## [RECORDED INFORMATION]
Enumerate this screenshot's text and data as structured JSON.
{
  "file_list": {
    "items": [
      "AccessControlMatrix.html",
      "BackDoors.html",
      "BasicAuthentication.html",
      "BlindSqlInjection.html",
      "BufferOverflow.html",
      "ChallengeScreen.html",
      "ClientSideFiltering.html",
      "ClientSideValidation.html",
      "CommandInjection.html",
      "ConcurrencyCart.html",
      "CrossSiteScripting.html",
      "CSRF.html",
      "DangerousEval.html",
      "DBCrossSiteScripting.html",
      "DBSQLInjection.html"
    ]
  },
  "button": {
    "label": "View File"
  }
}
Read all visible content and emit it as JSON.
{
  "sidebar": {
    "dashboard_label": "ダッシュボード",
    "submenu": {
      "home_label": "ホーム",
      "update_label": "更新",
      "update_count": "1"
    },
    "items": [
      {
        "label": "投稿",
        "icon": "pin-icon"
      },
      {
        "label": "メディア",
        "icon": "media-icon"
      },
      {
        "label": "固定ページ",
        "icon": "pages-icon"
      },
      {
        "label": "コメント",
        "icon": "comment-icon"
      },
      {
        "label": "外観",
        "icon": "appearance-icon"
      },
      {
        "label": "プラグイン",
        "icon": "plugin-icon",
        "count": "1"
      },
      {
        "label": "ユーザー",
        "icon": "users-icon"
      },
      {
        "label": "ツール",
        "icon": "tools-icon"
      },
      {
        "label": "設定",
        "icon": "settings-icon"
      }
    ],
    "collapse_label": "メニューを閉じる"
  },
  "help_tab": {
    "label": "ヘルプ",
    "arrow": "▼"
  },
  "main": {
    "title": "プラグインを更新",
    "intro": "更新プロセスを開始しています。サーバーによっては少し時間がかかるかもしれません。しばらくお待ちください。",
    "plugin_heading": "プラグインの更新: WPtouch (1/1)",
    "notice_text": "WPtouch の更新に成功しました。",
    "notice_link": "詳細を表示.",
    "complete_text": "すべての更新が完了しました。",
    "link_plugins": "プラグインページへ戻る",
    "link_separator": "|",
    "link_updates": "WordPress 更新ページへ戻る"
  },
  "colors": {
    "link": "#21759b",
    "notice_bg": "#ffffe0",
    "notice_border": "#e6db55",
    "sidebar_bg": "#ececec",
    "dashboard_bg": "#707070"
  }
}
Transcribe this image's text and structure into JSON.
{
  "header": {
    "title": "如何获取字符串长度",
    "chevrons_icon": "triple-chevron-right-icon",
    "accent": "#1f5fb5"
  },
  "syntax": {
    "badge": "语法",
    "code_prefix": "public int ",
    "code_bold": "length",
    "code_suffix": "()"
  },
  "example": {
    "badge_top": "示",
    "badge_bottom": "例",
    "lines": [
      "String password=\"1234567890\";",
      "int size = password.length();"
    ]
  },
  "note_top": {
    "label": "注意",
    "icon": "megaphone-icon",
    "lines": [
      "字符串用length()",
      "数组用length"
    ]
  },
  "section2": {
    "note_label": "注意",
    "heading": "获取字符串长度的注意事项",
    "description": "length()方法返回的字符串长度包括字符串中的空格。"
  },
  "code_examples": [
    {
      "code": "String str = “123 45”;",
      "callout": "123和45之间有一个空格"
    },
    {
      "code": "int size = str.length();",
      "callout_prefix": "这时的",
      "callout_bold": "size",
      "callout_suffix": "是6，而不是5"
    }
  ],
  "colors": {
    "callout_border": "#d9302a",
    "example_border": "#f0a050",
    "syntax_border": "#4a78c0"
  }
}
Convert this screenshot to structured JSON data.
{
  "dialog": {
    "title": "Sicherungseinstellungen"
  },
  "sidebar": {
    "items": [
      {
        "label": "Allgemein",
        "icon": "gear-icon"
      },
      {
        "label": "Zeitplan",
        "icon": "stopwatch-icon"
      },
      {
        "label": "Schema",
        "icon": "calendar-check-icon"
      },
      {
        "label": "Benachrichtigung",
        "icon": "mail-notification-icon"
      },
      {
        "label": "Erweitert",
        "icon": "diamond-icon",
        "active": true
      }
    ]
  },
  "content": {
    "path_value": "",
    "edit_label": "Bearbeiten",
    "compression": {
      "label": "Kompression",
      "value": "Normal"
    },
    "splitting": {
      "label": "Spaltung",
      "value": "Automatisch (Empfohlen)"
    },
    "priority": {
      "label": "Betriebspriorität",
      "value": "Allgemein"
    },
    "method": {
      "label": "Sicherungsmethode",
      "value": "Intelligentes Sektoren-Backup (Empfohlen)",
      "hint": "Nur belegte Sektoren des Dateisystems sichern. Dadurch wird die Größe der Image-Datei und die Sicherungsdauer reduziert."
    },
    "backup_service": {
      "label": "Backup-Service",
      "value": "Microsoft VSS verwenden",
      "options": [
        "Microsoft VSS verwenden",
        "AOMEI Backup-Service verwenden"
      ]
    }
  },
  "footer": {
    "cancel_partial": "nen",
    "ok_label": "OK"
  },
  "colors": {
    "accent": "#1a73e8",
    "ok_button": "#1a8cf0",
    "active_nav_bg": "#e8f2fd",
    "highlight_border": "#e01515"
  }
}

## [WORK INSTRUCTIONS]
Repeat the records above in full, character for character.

## [THE COMPLETED TASK]
Enumerate this screenshot's text and data as structured JSON.
{
  "file_list": {
    "items": [
      "AccessControlMatrix.html",
      "BackDoors.html",
      "BasicAuthentication.html",
      "BlindSqlInjection.html",
      "BufferOverflow.html",
      "ChallengeScreen.html",
      "ClientSideFiltering.html",
      "ClientSideValidation.html",
      "CommandInjection.html",
      "ConcurrencyCart.html",
      "CrossSiteScripting.html",
      "CSRF.html",
      "DangerousEval.html",
      "DBCrossSiteScripting.html",
      "DBSQLInjection.html"
    ]
  },
  "button": {
    "label": "View File"
  }
}
Read all visible content and emit it as JSON.
{
  "sidebar": {
    "dashboard_label": "ダッシュボード",
    "submenu": {
      "home_label": "ホーム",
      "update_label": "更新",
      "update_count": "1"
    },
    "items": [
      {
        "label": "投稿",
        "icon": "pin-icon"
      },
      {
        "label": "メディア",
        "icon": "media-icon"
      },
      {
        "label": "固定ページ",
        "icon": "pages-icon"
      },
      {
        "label": "コメント",
        "icon": "comment-icon"
      },
      {
        "label": "外観",
        "icon": "appearance-icon"
      },
      {
        "label": "プラグイン",
        "icon": "plugin-icon",
        "count": "1"
      },
      {
        "label": "ユーザー",
        "icon": "users-icon"
      },
      {
        "label": "ツール",
        "icon": "tools-icon"
      },
      {
        "label": "設定",
        "icon": "settings-icon"
      }
    ],
    "collapse_label": "メニューを閉じる"
  },
  "help_tab": {
    "label": "ヘルプ",
    "arrow": "▼"
  },
  "main": {
    "title": "プラグインを更新",
    "intro": "更新プロセスを開始しています。サーバーによっては少し時間がかかるかもしれません。しばらくお待ちください。",
    "plugin_heading": "プラグインの更新: WPtouch (1/1)",
    "notice_text": "WPtouch の更新に成功しました。",
    "notice_link": "詳細を表示.",
    "complete_text": "すべての更新が完了しました。",
    "link_plugins": "プラグインページへ戻る",
    "link_separator": "|",
    "link_updates": "WordPress 更新ページへ戻る"
  },
  "colors": {
    "link": "#21759b",
    "notice_bg": "#ffffe0",
    "notice_border": "#e6db55",
    "sidebar_bg": "#ececec",
    "dashboard_bg": "#707070"
  }
}
Transcribe this image's text and structure into JSON.
{
  "header": {
    "title": "如何获取字符串长度",
    "chevrons_icon": "triple-chevron-right-icon",
    "accent": "#1f5fb5"
  },
  "syntax": {
    "badge": "语法",
    "code_prefix": "public int ",
    "code_bold": "length",
    "code_suffix": "()"
  },
  "example": {
    "badge_top": "示",
    "badge_bottom": "例",
    "lines": [
      "String password=\"1234567890\";",
      "int size = password.length();"
    ]
  },
  "note_top": {
    "label": "注意",
    "icon": "megaphone-icon",
    "lines": [
      "字符串用length()",
      "数组用length"
    ]
  },
  "section2": {
    "note_label": "注意",
    "heading": "获取字符串长度的注意事项",
    "description": "length()方法返回的字符串长度包括字符串中的空格。"
  },
  "code_examples": [
    {
      "code": "String str = “123 45”;",
      "callout": "123和45之间有一个空格"
    },
    {
      "code": "int size = str.length();",
      "callout_prefix": "这时的",
      "callout_bold": "size",
      "callout_suffix": "是6，而不是5"
    }
  ],
  "colors": {
    "callout_border": "#d9302a",
    "example_border": "#f0a050",
    "syntax_border": "#4a78c0"
  }
}
Convert this screenshot to structured JSON data.
{
  "dialog": {
    "title": "Sicherungseinstellungen"
  },
  "sidebar": {
    "items": [
      {
        "label": "Allgemein",
        "icon": "gear-icon"
      },
      {
        "label": "Zeitplan",
        "icon": "stopwatch-icon"
      },
      {
        "label": "Schema",
        "icon": "calendar-check-icon"
      },
      {
        "label": "Benachrichtigung",
        "icon": "mail-notification-icon"
      },
      {
        "label": "Erweitert",
        "icon": "diamond-icon",
        "active": true
      }
    ]
  },
  "content": {
    "path_value": "",
    "edit_label": "Bearbeiten",
    "compression": {
      "label": "Kompression",
      "value": "Normal"
    },
    "splitting": {
      "label": "Spaltung",
      "value": "Automatisch (Empfohlen)"
    },
    "priority": {
      "label": "Betriebspriorität",
      "value": "Allgemein"
    },
    "method": {
      "label": "Sicherungsmethode",
      "value": "Intelligentes Sektoren-Backup (Empfohlen)",
      "hint": "Nur belegte Sektoren des Dateisystems sichern. Dadurch wird die Größe der Image-Datei und die Sicherungsdauer reduziert."
    },
    "backup_service": {
      "label": "Backup-Service",
      "value": "Microsoft VSS verwenden",
      "options": [
        "Microsoft VSS verwenden",
        "AOMEI Backup-Service verwenden"
      ]
    }
  },
  "footer": {
    "cancel_partial": "nen",
    "ok_label": "OK"
  },
  "colors": {
    "accent": "#1a73e8",
    "ok_button": "#1a8cf0",
    "active_nav_bg": "#e8f2fd",
    "highlight_border": "#e01515"
  }
}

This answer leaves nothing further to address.